*Work instructions:*
Go through the material below, count the lines with the word "shortcut", and reply with the count alone.

*Material shown:*
____________

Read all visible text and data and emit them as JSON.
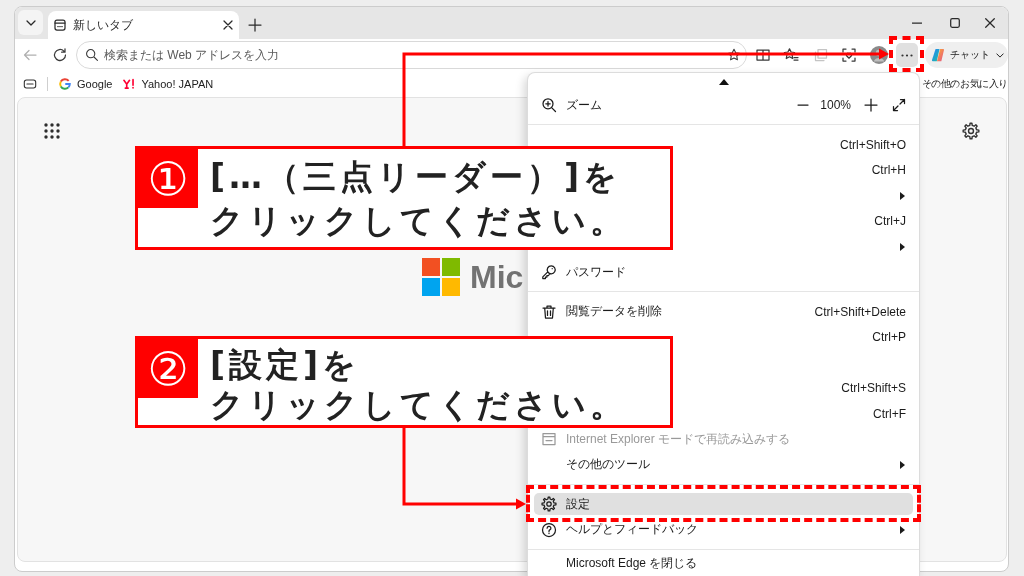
{
  "tab_strip": {
    "tabs": [
      {
        "title": "新しいタブ",
        "selected": true
      }
    ]
  },
  "toolbar": {
    "back_button": {
      "disabled": true
    },
    "address_bar": {
      "placeholder": "検索または Web アドレスを入力"
    },
    "buttons": [
      {
        "disabled": false
      },
      {
        "disabled": false
      },
      {
        "disabled": true
      },
      {
        "disabled": false
      }
    ],
    "more_button": {
      "active": true
    },
    "chat_button": {
      "label": "チャット"
    }
  },
  "favorites_bar": {
    "items": [
      {
        "label": "Google"
      },
      {
        "label": "Yahoo! JAPAN"
      }
    ],
    "other_favorites": "その他のお気に入り"
  },
  "new_tab_page": {
    "logo_text": "Mic"
  },
  "menu": {
    "sections": [
      {
        "items": [
          {
            "kind": "zoom",
            "label": "ズーム",
            "value": "100%"
          }
        ]
      },
      {
        "items": [
          {
            "kind": "covered",
            "shortcut": "Ctrl+Shift+O",
            "submenu": false,
            "selected": false
          },
          {
            "kind": "covered",
            "shortcut": "Ctrl+H",
            "submenu": false,
            "selected": false
          },
          {
            "kind": "covered",
            "submenu": true,
            "selected": false
          },
          {
            "kind": "covered",
            "shortcut": "Ctrl+J",
            "submenu": false,
            "selected": false
          },
          {
            "kind": "covered",
            "submenu": true,
            "selected": false
          },
          {
            "kind": "command",
            "label": "パスワード",
            "submenu": false,
            "disabled": false,
            "selected": false
          }
        ]
      },
      {
        "items": [
          {
            "kind": "command",
            "label": "閲覧データを削除",
            "shortcut": "Ctrl+Shift+Delete",
            "submenu": false,
            "disabled": false,
            "selected": false
          },
          {
            "kind": "covered",
            "shortcut": "Ctrl+P",
            "submenu": false,
            "selected": false
          },
          {
            "kind": "covered",
            "submenu": false,
            "selected": false
          },
          {
            "kind": "covered",
            "shortcut": "Ctrl+Shift+S",
            "submenu": false,
            "selected": false
          },
          {
            "kind": "covered",
            "shortcut": "Ctrl+F",
            "submenu": false,
            "selected": false
          },
          {
            "kind": "command",
            "label": "Internet Explorer モードで再読み込みする",
            "submenu": false,
            "disabled": true,
            "selected": false
          },
          {
            "kind": "command",
            "label": "その他のツール",
            "submenu": true,
            "disabled": false,
            "selected": false
          }
        ]
      },
      {
        "items": [
          {
            "kind": "command",
            "label": "設定",
            "submenu": false,
            "disabled": false,
            "selected": true
          },
          {
            "kind": "command",
            "label": "ヘルプとフィードバック",
            "submenu": true,
            "disabled": false,
            "selected": false
          }
        ]
      },
      {
        "items": [
          {
            "kind": "command",
            "label": "Microsoft Edge を閉じる",
            "submenu": false,
            "disabled": false,
            "selected": false
          }
        ]
      }
    ]
  },
  "callouts": [
    {
      "number": "①",
      "lines": [
        "[…（三点リーダー）]を",
        "クリックしてください。"
      ]
    },
    {
      "number": "②",
      "lines": [
        "[設定]を",
        "クリックしてください。"
      ]
    }
  ]
}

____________

*Answer section:*
7